**WORK ITEM**
Examine the entries and show every line in which the word "people" is found.

____

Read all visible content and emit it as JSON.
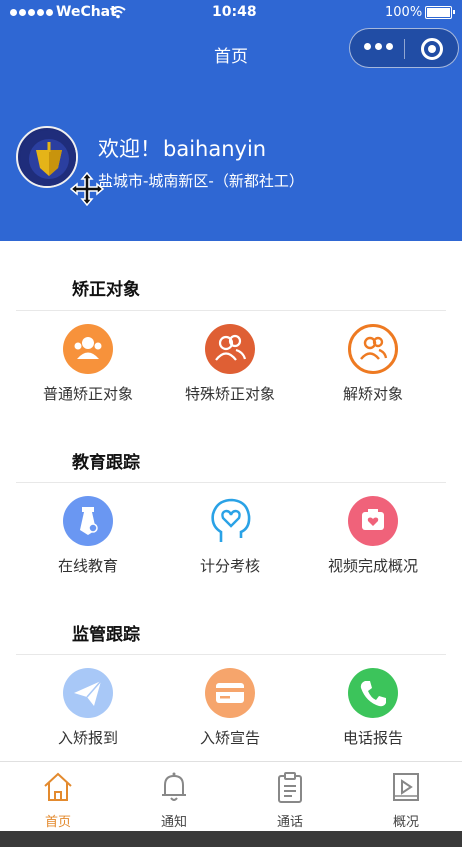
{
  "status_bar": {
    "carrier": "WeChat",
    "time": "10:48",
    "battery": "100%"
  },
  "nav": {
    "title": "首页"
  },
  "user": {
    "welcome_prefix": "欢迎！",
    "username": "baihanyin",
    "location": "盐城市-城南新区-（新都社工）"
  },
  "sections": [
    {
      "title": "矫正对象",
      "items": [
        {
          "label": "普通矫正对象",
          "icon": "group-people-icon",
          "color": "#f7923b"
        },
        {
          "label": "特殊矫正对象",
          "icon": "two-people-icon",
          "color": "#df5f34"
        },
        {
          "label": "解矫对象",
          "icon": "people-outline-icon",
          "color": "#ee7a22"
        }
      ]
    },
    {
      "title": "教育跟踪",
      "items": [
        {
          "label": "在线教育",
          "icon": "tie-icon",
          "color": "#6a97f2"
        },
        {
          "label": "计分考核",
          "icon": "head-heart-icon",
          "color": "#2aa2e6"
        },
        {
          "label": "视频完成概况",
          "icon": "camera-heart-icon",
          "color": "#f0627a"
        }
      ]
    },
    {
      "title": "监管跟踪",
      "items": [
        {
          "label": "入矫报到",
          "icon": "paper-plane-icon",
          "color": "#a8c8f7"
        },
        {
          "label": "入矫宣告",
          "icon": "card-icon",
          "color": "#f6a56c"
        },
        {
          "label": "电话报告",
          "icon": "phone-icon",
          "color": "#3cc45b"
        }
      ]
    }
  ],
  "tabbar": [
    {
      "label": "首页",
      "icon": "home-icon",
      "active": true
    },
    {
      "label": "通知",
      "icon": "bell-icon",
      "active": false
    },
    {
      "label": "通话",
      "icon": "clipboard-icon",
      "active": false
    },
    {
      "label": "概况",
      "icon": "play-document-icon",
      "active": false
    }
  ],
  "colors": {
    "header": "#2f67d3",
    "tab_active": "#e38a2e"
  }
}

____

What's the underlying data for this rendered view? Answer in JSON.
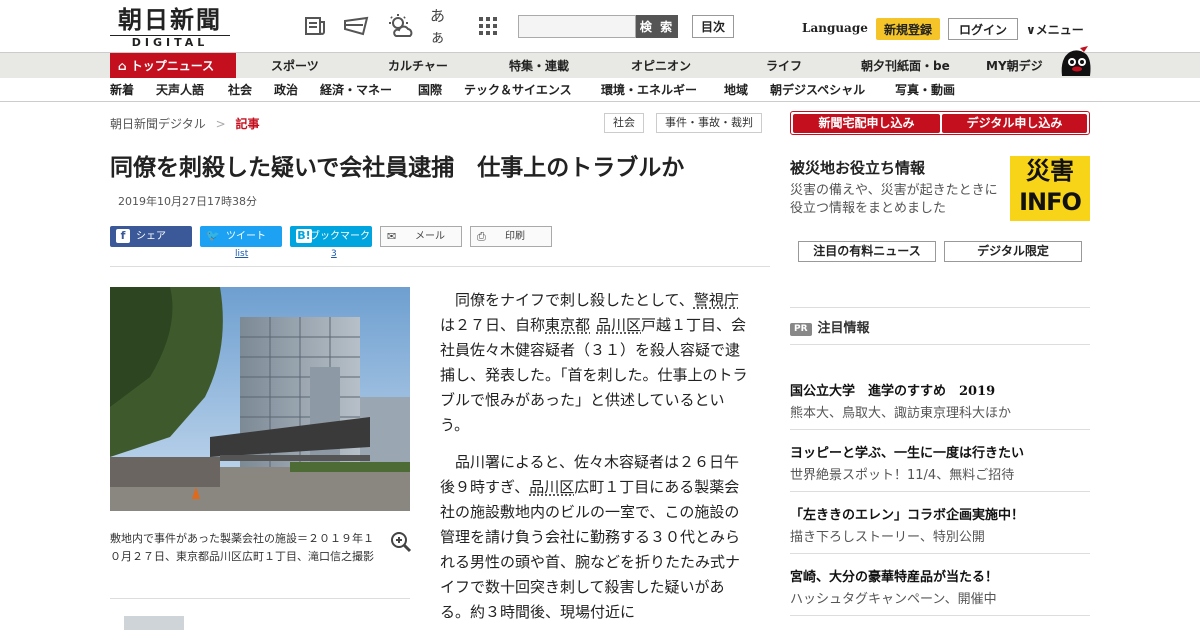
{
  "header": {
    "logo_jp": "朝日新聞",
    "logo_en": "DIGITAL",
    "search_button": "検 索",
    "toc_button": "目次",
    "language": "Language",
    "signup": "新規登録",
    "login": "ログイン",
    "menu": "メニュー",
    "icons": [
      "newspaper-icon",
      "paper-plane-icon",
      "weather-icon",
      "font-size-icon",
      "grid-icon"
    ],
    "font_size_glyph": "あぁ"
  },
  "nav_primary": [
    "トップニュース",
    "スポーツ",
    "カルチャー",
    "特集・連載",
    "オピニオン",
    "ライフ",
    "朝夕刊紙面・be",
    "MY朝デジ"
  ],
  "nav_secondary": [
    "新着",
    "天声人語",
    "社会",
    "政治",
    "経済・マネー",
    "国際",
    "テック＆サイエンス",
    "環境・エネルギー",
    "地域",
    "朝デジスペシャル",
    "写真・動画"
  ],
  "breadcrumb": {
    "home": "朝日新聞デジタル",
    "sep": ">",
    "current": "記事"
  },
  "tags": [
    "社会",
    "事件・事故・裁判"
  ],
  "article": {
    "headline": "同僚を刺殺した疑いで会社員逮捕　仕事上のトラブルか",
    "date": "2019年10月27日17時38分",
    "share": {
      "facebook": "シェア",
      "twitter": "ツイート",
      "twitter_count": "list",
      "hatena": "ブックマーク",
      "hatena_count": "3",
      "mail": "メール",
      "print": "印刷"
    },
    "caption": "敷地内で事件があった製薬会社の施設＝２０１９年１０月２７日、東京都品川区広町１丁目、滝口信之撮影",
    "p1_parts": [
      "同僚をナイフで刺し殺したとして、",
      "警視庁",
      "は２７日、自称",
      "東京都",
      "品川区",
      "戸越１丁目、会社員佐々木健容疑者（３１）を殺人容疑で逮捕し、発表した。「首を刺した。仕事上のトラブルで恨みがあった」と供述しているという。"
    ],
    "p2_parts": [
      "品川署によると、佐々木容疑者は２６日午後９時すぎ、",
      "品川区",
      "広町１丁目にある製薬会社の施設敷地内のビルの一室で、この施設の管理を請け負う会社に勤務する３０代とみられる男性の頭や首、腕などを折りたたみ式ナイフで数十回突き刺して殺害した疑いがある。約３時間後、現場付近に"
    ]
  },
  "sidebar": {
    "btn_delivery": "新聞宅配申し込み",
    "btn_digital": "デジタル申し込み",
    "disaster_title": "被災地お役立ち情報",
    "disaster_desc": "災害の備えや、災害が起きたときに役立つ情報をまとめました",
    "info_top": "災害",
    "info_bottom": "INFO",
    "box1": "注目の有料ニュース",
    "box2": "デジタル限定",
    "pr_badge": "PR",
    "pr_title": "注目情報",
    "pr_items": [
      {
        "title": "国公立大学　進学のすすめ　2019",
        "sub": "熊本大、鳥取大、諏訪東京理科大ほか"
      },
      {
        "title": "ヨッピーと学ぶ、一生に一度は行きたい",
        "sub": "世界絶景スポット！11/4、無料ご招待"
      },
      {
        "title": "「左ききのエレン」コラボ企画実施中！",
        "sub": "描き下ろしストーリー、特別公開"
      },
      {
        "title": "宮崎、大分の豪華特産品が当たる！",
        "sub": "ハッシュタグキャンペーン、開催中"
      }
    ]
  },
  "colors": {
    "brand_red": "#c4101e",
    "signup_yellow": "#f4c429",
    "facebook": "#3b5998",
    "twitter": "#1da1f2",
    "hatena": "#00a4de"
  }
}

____

**EXERCISE OUTPUT**
          "icon": "group-people-icon",
          "icon": "two-people-icon",
          "icon": "people-outline-icon",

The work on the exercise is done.